- 7 Business units set to be converted into new seafront flats
- 8 Trial set for man who robbed mum of her handbag
- 9 Ipswich parents can 'survive not thrive' on £15 half-term food vouchers
- 10 Andy's Angles: Six observations after Ipswich Town's 2-1 win over Fleetwood
He said: “Although there have been delays in dealing with appointments and sending of letters, I am certain that there has been no significant impact on care delivery.”
Mr Scott, a consultant colo-rectal surgeon, said the main problems were:
N traffic volume causing technical problems
N staff training not being up to scratch and staff not adapting
N delayed performance reporting
N changes to booking in patients and recording admissions and discharges causing problems for staff
His report said: “The new system required changes in some processes involving booking of patients, recording admissions and discharges for example.
“In some areas, there was a reluctance to embrace these changes, and the trust has had to bolster staff in some areas where it is evident that the necessary processes have taken longer than before.”
Accident and emergency was one of the worst hit departments, with patients being forced to wait while staff battled with the new technology. Departments including A&E and the fracture and trauma clinic put up notices behind reception desks asking patients to bear with staff.

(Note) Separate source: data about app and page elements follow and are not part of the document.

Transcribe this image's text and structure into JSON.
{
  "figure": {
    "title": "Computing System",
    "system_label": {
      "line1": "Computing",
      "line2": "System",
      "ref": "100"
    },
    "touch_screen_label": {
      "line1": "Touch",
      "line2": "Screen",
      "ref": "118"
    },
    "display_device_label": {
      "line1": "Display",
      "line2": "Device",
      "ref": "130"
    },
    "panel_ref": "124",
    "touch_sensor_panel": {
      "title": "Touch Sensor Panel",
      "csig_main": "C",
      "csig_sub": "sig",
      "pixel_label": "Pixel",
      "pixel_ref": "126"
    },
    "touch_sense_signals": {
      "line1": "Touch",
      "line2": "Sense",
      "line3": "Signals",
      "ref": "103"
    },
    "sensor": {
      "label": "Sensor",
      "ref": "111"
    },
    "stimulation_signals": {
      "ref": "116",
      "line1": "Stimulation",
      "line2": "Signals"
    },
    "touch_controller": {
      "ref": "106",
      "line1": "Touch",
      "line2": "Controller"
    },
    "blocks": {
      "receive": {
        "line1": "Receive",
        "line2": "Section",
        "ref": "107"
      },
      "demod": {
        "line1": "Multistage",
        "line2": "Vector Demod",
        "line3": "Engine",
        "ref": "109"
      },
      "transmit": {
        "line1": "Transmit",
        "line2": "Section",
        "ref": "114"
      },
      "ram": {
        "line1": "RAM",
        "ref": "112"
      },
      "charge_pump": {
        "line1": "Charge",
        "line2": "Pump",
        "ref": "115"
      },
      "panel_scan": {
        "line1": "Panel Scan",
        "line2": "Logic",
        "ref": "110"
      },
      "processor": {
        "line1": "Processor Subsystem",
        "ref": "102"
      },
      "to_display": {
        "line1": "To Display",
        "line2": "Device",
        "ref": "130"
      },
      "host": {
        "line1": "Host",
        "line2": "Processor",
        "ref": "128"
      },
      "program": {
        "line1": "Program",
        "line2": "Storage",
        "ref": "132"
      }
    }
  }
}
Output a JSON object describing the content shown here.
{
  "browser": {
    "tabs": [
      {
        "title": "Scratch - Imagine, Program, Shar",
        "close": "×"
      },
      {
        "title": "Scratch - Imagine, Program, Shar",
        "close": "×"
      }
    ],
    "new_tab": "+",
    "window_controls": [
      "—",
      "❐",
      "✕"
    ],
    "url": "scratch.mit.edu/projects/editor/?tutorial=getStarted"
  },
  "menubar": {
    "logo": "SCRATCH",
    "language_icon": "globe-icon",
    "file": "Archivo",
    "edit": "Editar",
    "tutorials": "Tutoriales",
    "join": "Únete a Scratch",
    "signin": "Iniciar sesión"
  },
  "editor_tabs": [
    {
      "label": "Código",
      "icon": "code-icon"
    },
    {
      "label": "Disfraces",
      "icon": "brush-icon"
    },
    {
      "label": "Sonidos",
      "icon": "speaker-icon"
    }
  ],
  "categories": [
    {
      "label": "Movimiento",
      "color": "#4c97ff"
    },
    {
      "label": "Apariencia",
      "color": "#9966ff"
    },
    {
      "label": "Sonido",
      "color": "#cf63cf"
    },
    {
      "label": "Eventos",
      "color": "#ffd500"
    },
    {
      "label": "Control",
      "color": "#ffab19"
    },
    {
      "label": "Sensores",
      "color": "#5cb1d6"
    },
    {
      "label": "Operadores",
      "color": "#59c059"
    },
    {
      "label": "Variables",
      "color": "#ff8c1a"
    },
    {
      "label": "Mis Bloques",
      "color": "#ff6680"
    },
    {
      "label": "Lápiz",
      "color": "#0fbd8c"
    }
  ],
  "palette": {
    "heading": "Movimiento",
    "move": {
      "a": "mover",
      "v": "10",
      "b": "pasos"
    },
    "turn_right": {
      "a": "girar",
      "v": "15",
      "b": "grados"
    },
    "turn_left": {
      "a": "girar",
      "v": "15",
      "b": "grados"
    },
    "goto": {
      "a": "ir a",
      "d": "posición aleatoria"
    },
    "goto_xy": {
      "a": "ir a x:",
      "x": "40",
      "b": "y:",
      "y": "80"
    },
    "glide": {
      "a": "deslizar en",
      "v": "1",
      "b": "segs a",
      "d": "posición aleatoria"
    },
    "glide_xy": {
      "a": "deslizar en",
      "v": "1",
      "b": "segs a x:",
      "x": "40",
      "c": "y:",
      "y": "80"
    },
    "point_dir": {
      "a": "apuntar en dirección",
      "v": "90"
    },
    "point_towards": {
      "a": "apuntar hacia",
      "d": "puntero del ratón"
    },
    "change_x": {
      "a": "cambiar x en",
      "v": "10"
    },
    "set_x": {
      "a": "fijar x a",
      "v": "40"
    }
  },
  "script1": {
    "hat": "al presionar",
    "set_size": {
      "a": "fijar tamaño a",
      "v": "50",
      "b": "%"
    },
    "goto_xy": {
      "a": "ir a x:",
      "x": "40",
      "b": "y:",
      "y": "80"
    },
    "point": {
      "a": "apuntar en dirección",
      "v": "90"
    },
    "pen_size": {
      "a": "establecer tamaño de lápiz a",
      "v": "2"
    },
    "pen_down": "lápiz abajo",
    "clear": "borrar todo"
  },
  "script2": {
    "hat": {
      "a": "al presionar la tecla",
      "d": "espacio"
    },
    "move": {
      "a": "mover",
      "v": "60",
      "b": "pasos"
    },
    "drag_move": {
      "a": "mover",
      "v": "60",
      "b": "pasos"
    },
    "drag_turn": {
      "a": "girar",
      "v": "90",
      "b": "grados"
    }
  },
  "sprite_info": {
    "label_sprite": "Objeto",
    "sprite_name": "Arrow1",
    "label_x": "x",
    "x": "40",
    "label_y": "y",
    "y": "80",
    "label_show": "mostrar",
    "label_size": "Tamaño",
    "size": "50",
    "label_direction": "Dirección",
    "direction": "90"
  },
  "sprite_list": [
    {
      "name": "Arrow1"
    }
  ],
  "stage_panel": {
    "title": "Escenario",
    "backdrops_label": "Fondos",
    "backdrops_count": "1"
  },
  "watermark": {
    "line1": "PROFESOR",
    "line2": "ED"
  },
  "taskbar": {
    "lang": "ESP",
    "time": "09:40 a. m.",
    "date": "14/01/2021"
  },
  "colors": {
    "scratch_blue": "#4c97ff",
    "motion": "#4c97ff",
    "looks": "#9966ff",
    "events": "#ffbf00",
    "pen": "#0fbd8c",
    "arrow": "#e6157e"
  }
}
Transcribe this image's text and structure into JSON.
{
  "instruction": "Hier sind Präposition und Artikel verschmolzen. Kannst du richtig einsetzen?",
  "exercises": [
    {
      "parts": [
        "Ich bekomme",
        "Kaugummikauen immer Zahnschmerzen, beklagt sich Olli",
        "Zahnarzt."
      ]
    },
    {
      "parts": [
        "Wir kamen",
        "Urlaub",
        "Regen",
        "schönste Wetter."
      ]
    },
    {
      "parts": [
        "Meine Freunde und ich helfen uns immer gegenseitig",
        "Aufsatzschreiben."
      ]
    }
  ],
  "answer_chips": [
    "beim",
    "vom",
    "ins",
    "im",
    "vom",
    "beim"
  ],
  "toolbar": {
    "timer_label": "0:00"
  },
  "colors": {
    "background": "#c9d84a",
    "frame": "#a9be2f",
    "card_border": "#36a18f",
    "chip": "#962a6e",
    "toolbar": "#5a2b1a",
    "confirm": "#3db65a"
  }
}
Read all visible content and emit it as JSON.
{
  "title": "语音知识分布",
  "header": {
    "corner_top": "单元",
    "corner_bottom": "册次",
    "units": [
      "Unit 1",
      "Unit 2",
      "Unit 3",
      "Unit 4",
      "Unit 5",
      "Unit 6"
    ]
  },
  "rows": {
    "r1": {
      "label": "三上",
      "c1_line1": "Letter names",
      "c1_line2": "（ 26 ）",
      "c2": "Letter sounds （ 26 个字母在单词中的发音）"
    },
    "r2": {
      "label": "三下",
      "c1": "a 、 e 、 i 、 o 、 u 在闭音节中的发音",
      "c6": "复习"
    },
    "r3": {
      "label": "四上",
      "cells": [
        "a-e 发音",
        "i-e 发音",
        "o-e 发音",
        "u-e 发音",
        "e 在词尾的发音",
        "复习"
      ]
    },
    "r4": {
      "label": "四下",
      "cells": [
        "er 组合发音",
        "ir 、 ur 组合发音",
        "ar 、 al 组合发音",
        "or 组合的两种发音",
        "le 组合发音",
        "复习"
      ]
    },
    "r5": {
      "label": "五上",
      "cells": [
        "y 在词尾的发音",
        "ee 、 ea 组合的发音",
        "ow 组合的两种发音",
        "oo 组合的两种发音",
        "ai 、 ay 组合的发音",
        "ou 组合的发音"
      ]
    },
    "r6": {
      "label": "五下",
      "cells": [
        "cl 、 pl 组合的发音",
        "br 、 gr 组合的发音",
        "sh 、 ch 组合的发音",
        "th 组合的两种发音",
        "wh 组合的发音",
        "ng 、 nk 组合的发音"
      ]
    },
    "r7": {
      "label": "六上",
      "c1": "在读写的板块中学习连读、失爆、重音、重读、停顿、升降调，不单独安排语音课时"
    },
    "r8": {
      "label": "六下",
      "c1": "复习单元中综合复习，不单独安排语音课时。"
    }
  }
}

N What do you think? Write to Your Letters, Evening Star, 30 Lower Brook Street, Ipswich, IP4 1AN, or e-mail email@example.com